Segment Start: Input for this task

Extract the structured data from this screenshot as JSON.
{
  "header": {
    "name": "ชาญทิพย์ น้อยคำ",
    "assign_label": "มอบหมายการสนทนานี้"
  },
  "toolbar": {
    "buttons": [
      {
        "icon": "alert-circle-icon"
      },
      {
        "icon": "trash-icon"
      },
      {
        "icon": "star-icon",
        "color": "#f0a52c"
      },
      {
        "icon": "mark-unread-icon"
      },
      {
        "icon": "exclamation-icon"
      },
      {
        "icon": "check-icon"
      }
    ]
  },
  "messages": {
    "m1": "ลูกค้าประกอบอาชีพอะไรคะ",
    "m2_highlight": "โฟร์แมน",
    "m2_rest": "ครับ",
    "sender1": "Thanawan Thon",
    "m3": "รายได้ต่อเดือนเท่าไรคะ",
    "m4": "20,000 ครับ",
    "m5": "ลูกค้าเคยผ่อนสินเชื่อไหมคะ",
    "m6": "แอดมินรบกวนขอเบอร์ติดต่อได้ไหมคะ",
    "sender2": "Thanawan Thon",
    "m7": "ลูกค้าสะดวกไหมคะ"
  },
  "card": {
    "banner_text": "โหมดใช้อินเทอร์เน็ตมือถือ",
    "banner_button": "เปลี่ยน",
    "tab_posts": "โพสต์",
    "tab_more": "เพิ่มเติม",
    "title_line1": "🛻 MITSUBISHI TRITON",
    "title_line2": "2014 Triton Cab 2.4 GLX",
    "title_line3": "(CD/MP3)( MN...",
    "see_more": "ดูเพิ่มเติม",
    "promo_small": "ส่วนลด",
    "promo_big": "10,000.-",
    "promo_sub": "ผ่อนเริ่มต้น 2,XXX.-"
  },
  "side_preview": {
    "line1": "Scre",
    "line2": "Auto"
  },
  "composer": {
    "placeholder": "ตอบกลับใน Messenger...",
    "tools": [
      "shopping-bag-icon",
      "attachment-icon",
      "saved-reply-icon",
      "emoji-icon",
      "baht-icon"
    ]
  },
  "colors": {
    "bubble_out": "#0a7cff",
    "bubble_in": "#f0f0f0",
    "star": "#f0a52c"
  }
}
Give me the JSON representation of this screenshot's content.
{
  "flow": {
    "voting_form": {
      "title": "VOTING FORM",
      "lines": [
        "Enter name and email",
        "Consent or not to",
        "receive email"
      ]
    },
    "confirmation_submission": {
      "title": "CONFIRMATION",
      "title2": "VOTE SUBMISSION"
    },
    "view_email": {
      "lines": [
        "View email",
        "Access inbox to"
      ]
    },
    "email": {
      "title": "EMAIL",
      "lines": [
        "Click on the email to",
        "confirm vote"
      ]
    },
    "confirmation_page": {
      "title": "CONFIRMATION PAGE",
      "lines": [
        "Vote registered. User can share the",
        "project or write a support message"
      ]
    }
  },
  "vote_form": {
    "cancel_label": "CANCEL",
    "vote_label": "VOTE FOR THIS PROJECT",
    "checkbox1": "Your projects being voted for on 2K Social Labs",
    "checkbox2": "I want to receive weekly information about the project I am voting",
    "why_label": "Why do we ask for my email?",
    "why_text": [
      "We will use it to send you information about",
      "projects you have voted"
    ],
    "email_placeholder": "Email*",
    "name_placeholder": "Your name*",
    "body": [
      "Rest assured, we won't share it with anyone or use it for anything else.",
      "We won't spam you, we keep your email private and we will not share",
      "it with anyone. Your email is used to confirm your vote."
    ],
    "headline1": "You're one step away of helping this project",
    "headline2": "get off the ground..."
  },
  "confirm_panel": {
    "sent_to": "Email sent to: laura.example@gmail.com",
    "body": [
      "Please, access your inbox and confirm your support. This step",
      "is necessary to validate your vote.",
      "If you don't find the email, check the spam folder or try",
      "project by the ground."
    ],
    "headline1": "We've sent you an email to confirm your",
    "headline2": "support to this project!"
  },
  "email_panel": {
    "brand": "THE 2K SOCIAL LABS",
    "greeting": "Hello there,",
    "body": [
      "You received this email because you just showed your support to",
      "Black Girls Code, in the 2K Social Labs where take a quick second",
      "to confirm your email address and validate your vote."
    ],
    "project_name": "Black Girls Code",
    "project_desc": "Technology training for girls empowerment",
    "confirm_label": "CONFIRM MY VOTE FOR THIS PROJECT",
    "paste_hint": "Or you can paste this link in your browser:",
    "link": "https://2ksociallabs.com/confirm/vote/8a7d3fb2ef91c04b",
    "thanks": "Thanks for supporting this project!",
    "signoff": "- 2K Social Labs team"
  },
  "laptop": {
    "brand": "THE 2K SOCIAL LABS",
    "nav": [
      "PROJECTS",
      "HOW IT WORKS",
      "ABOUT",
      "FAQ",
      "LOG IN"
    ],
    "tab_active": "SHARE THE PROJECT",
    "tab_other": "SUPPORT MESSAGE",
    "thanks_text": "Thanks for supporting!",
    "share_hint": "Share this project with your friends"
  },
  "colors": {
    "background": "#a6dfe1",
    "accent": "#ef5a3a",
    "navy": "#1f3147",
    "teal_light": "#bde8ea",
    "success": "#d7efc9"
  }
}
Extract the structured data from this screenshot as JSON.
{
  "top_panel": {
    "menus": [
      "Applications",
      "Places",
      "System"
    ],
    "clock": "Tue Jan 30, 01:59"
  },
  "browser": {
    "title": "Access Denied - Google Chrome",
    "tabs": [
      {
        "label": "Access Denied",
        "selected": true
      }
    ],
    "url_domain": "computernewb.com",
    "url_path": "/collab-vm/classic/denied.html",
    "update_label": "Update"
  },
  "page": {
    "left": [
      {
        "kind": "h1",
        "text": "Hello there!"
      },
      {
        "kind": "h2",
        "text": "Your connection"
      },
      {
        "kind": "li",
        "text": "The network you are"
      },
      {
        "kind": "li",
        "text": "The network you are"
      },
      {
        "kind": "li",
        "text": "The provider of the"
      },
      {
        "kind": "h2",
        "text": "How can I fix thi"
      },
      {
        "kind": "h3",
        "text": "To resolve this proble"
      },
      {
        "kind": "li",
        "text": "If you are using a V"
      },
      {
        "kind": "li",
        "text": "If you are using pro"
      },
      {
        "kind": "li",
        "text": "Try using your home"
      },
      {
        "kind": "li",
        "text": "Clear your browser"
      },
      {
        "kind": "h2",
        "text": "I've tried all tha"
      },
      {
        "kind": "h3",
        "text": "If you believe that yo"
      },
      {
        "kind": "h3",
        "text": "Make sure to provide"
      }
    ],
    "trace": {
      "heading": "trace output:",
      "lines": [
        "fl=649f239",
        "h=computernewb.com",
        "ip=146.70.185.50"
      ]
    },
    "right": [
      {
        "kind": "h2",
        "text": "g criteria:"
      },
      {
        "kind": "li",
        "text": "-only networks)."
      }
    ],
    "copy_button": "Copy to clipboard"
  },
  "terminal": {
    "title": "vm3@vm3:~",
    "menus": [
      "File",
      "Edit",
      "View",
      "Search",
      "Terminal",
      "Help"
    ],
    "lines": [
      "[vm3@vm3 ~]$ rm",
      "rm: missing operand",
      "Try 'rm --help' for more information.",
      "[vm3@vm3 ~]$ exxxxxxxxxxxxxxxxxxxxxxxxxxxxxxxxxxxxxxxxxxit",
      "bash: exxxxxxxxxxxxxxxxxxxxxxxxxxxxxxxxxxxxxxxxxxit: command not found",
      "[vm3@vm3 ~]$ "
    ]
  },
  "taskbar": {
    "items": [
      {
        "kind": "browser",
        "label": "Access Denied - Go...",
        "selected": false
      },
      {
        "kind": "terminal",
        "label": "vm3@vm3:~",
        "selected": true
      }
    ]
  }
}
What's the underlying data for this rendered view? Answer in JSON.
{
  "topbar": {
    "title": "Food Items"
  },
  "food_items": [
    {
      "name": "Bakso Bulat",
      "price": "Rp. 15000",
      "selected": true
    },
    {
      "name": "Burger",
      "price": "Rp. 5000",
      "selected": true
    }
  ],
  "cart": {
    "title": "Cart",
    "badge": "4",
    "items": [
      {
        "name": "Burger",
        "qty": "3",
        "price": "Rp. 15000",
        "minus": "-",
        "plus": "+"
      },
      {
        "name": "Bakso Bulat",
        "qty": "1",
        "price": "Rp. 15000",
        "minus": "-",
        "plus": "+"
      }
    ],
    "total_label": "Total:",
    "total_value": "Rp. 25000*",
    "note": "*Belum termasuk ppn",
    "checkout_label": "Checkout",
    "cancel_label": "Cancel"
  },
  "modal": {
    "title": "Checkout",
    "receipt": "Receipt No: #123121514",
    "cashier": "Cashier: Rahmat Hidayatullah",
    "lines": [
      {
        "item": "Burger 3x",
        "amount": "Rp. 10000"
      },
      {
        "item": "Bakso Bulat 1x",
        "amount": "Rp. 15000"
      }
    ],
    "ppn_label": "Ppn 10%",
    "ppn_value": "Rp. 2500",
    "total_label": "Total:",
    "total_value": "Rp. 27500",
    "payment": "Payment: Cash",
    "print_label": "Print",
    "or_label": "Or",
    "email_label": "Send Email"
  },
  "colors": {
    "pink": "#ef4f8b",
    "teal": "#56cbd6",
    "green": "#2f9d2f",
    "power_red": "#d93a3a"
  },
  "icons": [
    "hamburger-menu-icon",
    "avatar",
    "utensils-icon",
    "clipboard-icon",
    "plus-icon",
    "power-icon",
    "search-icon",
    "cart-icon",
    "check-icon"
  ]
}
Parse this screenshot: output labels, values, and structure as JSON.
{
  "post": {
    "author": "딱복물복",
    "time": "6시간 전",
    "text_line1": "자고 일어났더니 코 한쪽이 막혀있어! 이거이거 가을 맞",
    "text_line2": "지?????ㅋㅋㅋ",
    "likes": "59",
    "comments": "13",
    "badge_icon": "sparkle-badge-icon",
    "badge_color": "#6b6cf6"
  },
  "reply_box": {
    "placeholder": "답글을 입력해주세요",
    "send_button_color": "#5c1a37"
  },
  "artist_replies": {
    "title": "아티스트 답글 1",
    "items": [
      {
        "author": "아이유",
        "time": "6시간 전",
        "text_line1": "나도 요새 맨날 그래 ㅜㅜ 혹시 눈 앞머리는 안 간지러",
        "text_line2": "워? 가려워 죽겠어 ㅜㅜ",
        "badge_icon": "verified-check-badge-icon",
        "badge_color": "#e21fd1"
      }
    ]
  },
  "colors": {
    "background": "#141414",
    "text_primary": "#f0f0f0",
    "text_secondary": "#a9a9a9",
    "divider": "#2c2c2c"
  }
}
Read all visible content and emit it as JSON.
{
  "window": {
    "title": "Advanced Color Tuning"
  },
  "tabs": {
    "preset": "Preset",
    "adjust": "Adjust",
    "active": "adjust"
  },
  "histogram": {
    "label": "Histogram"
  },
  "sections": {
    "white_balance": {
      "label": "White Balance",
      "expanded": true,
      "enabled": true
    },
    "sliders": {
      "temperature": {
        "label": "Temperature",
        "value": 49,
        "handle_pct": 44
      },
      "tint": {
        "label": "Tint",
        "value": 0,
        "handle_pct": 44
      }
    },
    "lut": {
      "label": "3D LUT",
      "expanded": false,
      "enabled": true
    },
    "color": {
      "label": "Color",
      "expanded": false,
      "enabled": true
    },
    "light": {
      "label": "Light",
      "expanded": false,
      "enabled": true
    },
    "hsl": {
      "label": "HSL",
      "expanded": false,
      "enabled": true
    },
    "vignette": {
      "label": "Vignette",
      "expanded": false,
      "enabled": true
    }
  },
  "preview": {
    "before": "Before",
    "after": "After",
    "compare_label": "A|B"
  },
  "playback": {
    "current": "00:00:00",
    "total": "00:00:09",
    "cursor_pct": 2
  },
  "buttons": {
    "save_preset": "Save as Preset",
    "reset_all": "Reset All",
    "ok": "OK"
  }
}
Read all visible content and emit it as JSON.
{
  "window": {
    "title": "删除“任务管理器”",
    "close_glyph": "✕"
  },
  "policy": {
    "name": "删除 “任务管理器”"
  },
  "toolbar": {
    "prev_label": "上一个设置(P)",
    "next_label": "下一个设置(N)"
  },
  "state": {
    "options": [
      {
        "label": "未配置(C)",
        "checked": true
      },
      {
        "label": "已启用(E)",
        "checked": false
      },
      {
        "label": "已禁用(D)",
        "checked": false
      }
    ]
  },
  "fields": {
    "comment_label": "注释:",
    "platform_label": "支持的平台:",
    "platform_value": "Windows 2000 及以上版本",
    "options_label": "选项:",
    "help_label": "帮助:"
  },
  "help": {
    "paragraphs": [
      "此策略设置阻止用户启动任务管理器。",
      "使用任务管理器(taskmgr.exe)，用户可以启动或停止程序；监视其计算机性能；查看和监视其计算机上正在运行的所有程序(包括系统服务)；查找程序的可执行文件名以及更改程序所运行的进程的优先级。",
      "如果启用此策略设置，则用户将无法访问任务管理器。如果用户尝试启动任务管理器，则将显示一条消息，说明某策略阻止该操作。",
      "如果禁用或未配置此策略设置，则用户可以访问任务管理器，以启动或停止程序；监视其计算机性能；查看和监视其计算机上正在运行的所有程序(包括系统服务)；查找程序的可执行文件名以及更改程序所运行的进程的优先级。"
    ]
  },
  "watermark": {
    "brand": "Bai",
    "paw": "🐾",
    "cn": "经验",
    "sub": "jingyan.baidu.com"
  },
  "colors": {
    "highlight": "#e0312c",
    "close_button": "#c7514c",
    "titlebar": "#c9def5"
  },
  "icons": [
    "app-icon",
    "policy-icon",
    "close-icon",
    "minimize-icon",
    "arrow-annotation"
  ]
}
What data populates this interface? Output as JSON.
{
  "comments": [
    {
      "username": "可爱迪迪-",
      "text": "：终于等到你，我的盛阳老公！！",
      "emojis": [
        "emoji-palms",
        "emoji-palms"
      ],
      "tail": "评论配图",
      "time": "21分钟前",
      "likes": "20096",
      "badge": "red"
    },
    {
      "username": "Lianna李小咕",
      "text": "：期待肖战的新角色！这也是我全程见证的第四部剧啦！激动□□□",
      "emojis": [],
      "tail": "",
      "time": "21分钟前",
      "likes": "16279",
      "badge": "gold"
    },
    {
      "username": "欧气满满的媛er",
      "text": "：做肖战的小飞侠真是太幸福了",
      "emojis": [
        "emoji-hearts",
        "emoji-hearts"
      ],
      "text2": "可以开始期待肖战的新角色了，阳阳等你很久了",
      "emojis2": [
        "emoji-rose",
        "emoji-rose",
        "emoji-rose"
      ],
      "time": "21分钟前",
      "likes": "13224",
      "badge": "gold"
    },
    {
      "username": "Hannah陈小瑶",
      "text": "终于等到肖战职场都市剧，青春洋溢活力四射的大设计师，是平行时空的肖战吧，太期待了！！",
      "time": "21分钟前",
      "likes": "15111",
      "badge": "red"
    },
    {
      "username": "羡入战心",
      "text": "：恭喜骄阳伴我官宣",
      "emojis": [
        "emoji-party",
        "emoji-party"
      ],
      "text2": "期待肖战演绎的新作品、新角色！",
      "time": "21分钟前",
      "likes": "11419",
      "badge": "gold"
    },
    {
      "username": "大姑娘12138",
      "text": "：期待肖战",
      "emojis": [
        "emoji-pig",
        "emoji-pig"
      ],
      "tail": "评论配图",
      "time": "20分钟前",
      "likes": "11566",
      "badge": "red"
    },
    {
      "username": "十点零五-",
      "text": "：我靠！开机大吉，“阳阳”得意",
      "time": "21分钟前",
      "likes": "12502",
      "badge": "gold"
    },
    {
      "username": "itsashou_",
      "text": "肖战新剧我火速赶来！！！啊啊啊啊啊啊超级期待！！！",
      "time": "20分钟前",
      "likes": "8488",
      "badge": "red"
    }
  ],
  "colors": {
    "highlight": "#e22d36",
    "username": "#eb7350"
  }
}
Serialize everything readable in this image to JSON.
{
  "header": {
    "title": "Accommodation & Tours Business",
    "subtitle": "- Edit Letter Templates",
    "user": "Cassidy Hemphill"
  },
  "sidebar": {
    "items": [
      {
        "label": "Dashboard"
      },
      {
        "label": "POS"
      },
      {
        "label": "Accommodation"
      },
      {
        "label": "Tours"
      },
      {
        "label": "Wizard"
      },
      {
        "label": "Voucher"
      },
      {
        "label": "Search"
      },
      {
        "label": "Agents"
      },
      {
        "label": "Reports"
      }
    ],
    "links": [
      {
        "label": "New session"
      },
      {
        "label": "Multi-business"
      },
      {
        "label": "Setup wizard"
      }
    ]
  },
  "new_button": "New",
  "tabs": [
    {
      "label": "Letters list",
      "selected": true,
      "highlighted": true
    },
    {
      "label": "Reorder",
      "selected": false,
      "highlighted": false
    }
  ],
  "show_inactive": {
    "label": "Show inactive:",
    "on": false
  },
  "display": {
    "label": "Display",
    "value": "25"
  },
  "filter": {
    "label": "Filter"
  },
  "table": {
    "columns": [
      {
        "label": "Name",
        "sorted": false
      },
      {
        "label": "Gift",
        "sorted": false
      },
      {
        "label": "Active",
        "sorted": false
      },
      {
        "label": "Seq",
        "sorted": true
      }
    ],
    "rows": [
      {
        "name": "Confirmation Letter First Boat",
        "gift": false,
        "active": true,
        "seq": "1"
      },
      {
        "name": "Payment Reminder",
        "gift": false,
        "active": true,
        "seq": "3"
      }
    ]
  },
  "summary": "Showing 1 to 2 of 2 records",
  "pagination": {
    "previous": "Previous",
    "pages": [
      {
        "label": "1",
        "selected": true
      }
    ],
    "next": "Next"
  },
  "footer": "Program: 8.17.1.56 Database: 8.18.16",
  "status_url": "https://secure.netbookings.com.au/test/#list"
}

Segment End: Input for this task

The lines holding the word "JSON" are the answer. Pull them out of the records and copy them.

Extract the structured data from this screenshot as JSON.
Give me the JSON representation of this screenshot's content.
Extract the structured data from this screenshot as JSON.
What's the underlying data for this rendered view? Answer in JSON.
Parse this screenshot: output labels, values, and structure as JSON.
Read all visible content and emit it as JSON.
Read all visible content and emit it as JSON.
What data populates this interface? Output as JSON.
Serialize everything readable in this image to JSON.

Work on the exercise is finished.